Problem requirements ▸
For each record below, retype the text exactly and omit any image.

Input data ▸
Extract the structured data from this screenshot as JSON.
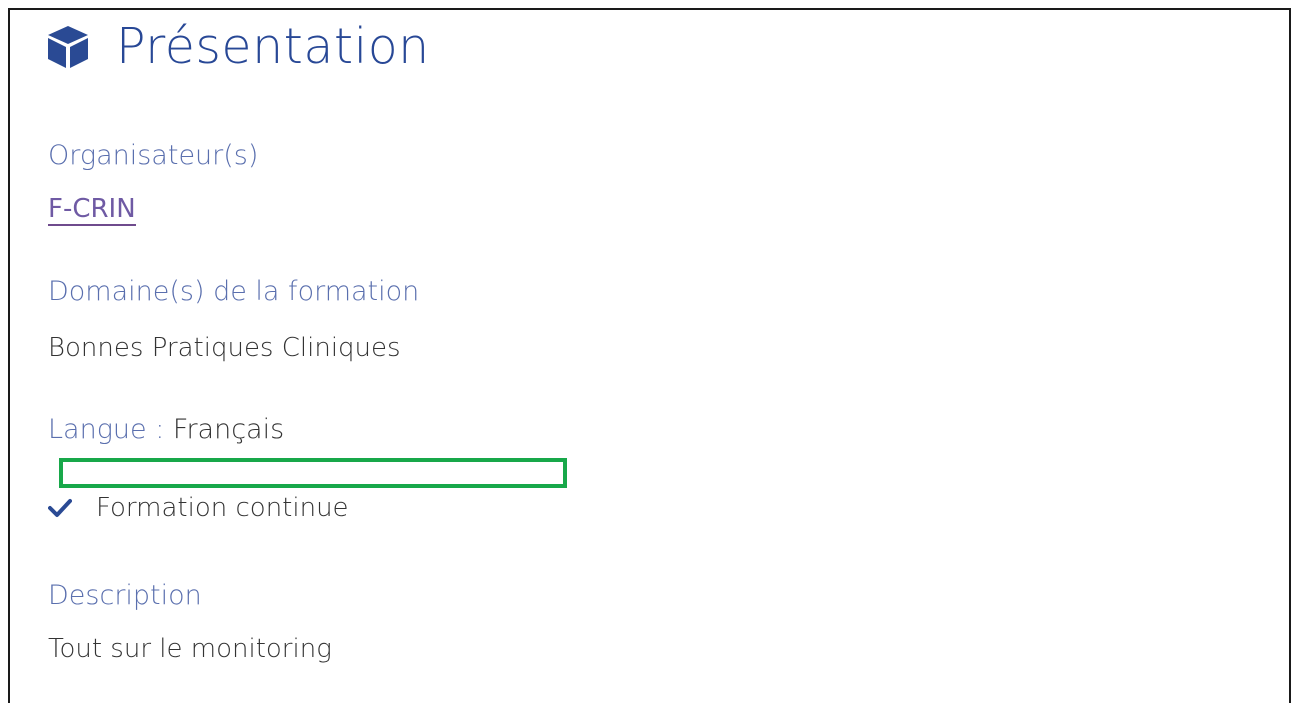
{
  "header": {
    "icon": "cube-icon",
    "title": "Présentation"
  },
  "organisateur": {
    "label": "Organisateur(s)",
    "link_text": "F-CRIN"
  },
  "domaine": {
    "label": "Domaine(s) de la formation",
    "value": "Bonnes Pratiques Cliniques"
  },
  "langue": {
    "label": "Langue : ",
    "value": "Français"
  },
  "formation_continue": {
    "icon": "checkmark-icon",
    "label": "Formation continue"
  },
  "description": {
    "label": "Description",
    "value": "Tout sur le monitoring"
  },
  "colors": {
    "accent": "#284896",
    "label": "#5a6fae",
    "text": "#333333",
    "link": "#6f5aa4",
    "highlight": "#18a84a"
  }
}
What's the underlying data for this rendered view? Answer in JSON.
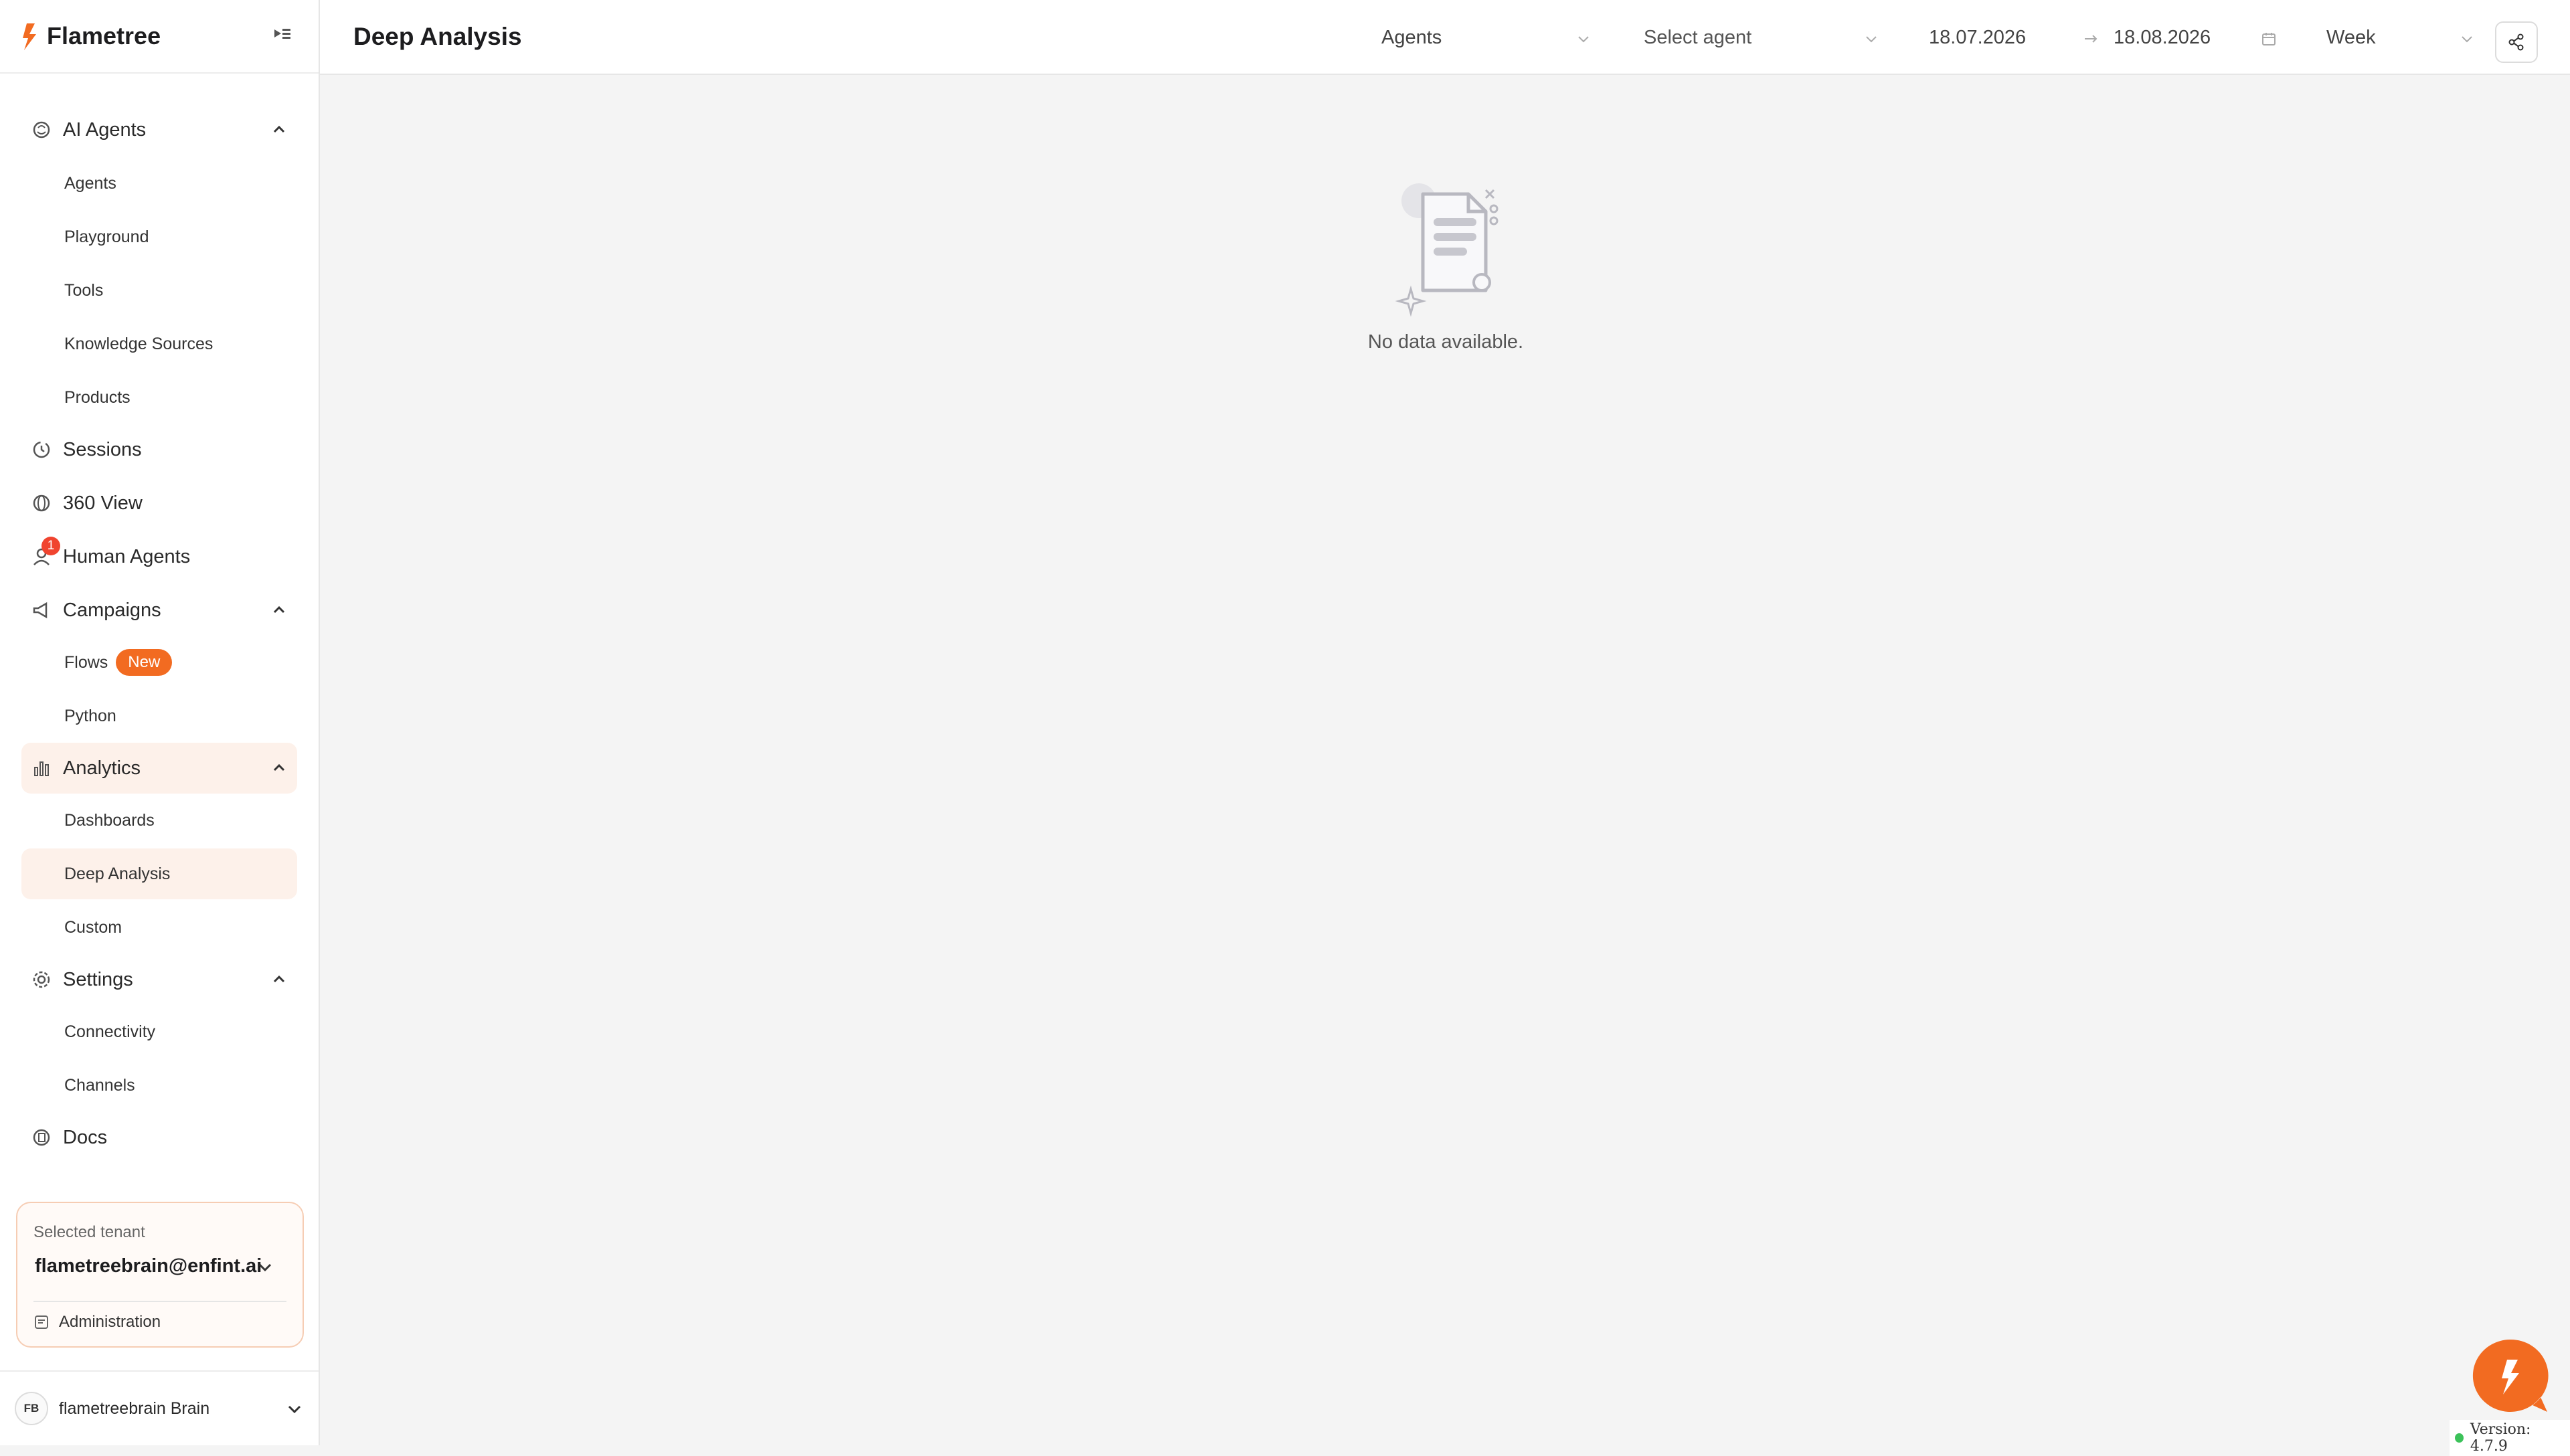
{
  "app": {
    "brand_name": "Flametree",
    "accent_color": "#f26b21"
  },
  "sidebar": {
    "groups": [
      {
        "label": "AI Agents",
        "icon": "brain-icon",
        "expanded": true,
        "items": [
          "Agents",
          "Playground",
          "Tools",
          "Knowledge Sources",
          "Products"
        ]
      },
      {
        "label": "Sessions",
        "icon": "history-icon"
      },
      {
        "label": "360 View",
        "icon": "globe-icon"
      },
      {
        "label": "Human Agents",
        "icon": "user-icon",
        "notification_count": "1"
      },
      {
        "label": "Campaigns",
        "icon": "megaphone-icon",
        "expanded": true,
        "items": [
          "Flows",
          "Python"
        ],
        "flows_badge": "New"
      },
      {
        "label": "Analytics",
        "icon": "bar-chart-icon",
        "expanded": true,
        "active": true,
        "items": [
          "Dashboards",
          "Deep Analysis",
          "Custom"
        ],
        "active_item": "Deep Analysis"
      },
      {
        "label": "Settings",
        "icon": "gear-icon",
        "expanded": true,
        "items": [
          "Connectivity",
          "Channels"
        ]
      },
      {
        "label": "Docs",
        "icon": "docs-icon"
      }
    ]
  },
  "tenant": {
    "label": "Selected tenant",
    "value": "flametreebrain@enfint.ai",
    "admin_label": "Administration"
  },
  "user": {
    "initials": "FB",
    "name": "flametreebrain Brain"
  },
  "header": {
    "title": "Deep Analysis",
    "type_filter": "Agents",
    "agent_filter_placeholder": "Select agent",
    "date_from": "18.07.2026",
    "date_to": "18.08.2026",
    "granularity": "Week"
  },
  "empty_state": {
    "text": "No data available."
  },
  "footer": {
    "version": "Version: 4.7.9"
  }
}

Solution to the problem ▸
Extract the structured data from this screenshot as JSON.
{
  "header": {
    "icon": "cube-icon",
    "title": "Présentation"
  },
  "organisateur": {
    "label": "Organisateur(s)",
    "link_text": "F-CRIN"
  },
  "domaine": {
    "label": "Domaine(s) de la formation",
    "value": "Bonnes Pratiques Cliniques"
  },
  "langue": {
    "label": "Langue : ",
    "value": "Français"
  },
  "formation_continue": {
    "icon": "checkmark-icon",
    "label": "Formation continue"
  },
  "description": {
    "label": "Description",
    "value": "Tout sur le monitoring"
  },
  "colors": {
    "accent": "#284896",
    "label": "#5a6fae",
    "text": "#333333",
    "link": "#6f5aa4",
    "highlight": "#18a84a"
  }
}
What's the underlying data for this rendered view? Answer in JSON.
{
  "app": {
    "brand_name": "Flametree",
    "accent_color": "#f26b21"
  },
  "sidebar": {
    "groups": [
      {
        "label": "AI Agents",
        "icon": "brain-icon",
        "expanded": true,
        "items": [
          "Agents",
          "Playground",
          "Tools",
          "Knowledge Sources",
          "Products"
        ]
      },
      {
        "label": "Sessions",
        "icon": "history-icon"
      },
      {
        "label": "360 View",
        "icon": "globe-icon"
      },
      {
        "label": "Human Agents",
        "icon": "user-icon",
        "notification_count": "1"
      },
      {
        "label": "Campaigns",
        "icon": "megaphone-icon",
        "expanded": true,
        "items": [
          "Flows",
          "Python"
        ],
        "flows_badge": "New"
      },
      {
        "label": "Analytics",
        "icon": "bar-chart-icon",
        "expanded": true,
        "active": true,
        "items": [
          "Dashboards",
          "Deep Analysis",
          "Custom"
        ],
        "active_item": "Deep Analysis"
      },
      {
        "label": "Settings",
        "icon": "gear-icon",
        "expanded": true,
        "items": [
          "Connectivity",
          "Channels"
        ]
      },
      {
        "label": "Docs",
        "icon": "docs-icon"
      }
    ]
  },
  "tenant": {
    "label": "Selected tenant",
    "value": "flametreebrain@enfint.ai",
    "admin_label": "Administration"
  },
  "user": {
    "initials": "FB",
    "name": "flametreebrain Brain"
  },
  "header": {
    "title": "Deep Analysis",
    "type_filter": "Agents",
    "agent_filter_placeholder": "Select agent",
    "date_from": "18.07.2026",
    "date_to": "18.08.2026",
    "granularity": "Week"
  },
  "empty_state": {
    "text": "No data available."
  },
  "footer": {
    "version": "Version: 4.7.9"
  }
}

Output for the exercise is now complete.